It's not that the prospects for a peace process were good, especially given that the Palestinians themselves are riven with divisions between Abbas' Fatah faction, considered more moderate, and Hamas, which Israel, the United States, the United Kingdom and several other countries rightly consider a terrorist group. But Netanyahu's hard line — and his histrionics on Election Day about a surge in Arab voting, which is something he should encourage of Israeli citizens — may make it harder for the Obama administration to be a buffer against the burgeoning boycott, divestment and sanctions movement that threatens to isolate Israel. The United States is often a lonely, and even lone, bulwark against such unconstructive actions, and Netanyahu just made diplomatic efforts to forestall them more difficult.
Obama must continue to defend America's key ally. But he also should continue with the bipartisan two-state policy, which was begun under President George W. Bush. It remains the right moral and geopolitical policy.
The vote may make Netanyahu an even more outspoken opponent of Obama's policy on Iran. He already broke protocol and undermined Obama with his speech to Congress. That stunt, coupled with a highly controversial and counterproductive "open letter" from 47 irresponsible Republican senators to the theocracy that rules Iran, has made diplomacy more difficult.

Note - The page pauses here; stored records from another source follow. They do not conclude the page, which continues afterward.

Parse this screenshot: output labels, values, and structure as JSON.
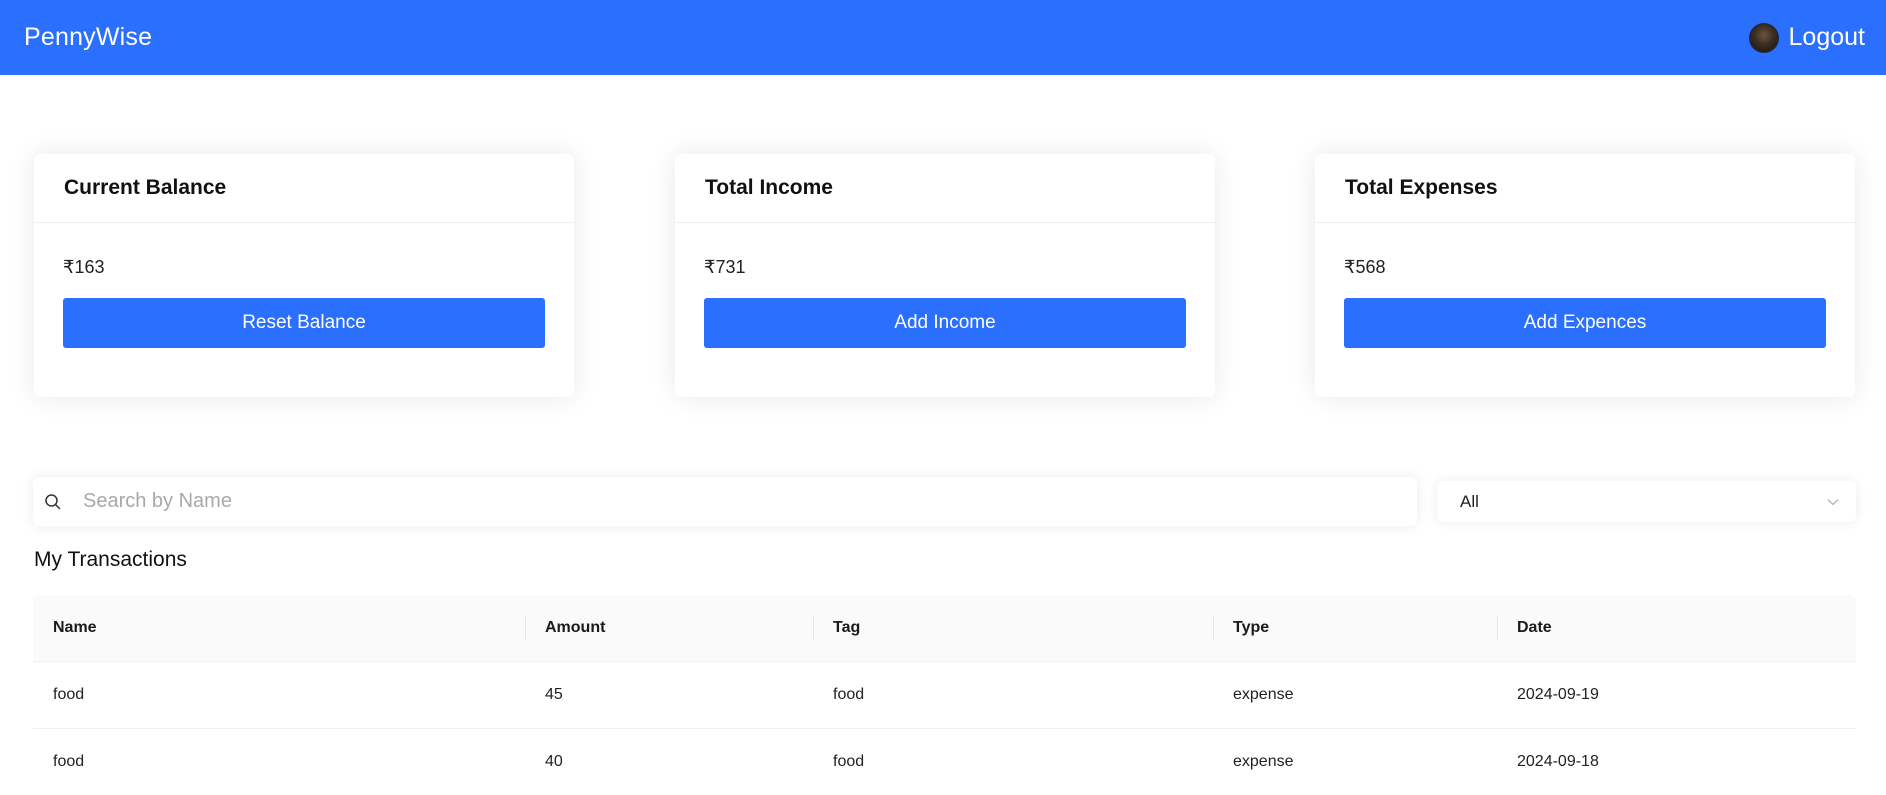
{
  "navbar": {
    "brand": "PennyWise",
    "logout_label": "Logout"
  },
  "cards": [
    {
      "title": "Current Balance",
      "value": "₹163",
      "button": "Reset Balance"
    },
    {
      "title": "Total Income",
      "value": "₹731",
      "button": "Add Income"
    },
    {
      "title": "Total Expenses",
      "value": "₹568",
      "button": "Add Expences"
    }
  ],
  "search": {
    "placeholder": "Search by Name",
    "value": ""
  },
  "filter": {
    "selected": "All"
  },
  "transactions": {
    "title": "My Transactions",
    "columns": [
      "Name",
      "Amount",
      "Tag",
      "Type",
      "Date"
    ],
    "rows": [
      [
        "food",
        "45",
        "food",
        "expense",
        "2024-09-19"
      ],
      [
        "food",
        "40",
        "food",
        "expense",
        "2024-09-18"
      ]
    ]
  },
  "colors": {
    "accent": "#2a6ffd",
    "background": "#ffffff",
    "table_header_bg": "#fafafa"
  },
  "icons": {
    "search": "search-icon",
    "dropdown": "chevron-down-icon",
    "avatar": "user-avatar"
  }
}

The talks over Iran's potential nuclear weapons program are multilateral, not bilateral, negotiations. International unity is essential if sanctions are to succeed. If efforts to derail the deal are successful, the United States may be blamed, Iran might get sanctions relief without making sufficient compromises on its nuclear potential and soon there may be calls for military action. This catastrophic outcome can be best avoided if Obama sticks to his strategy of committing to global diplomacy.
Netanyahu still has to build a coalition to govern, and these negotiations may create an opportunity for him to soften positions that threaten to further erode the alliance. The U.S.-Israel relationship will never be perfect, but in the wake of Netanyahu's victory, it's in the best interests of both countries for it to improve.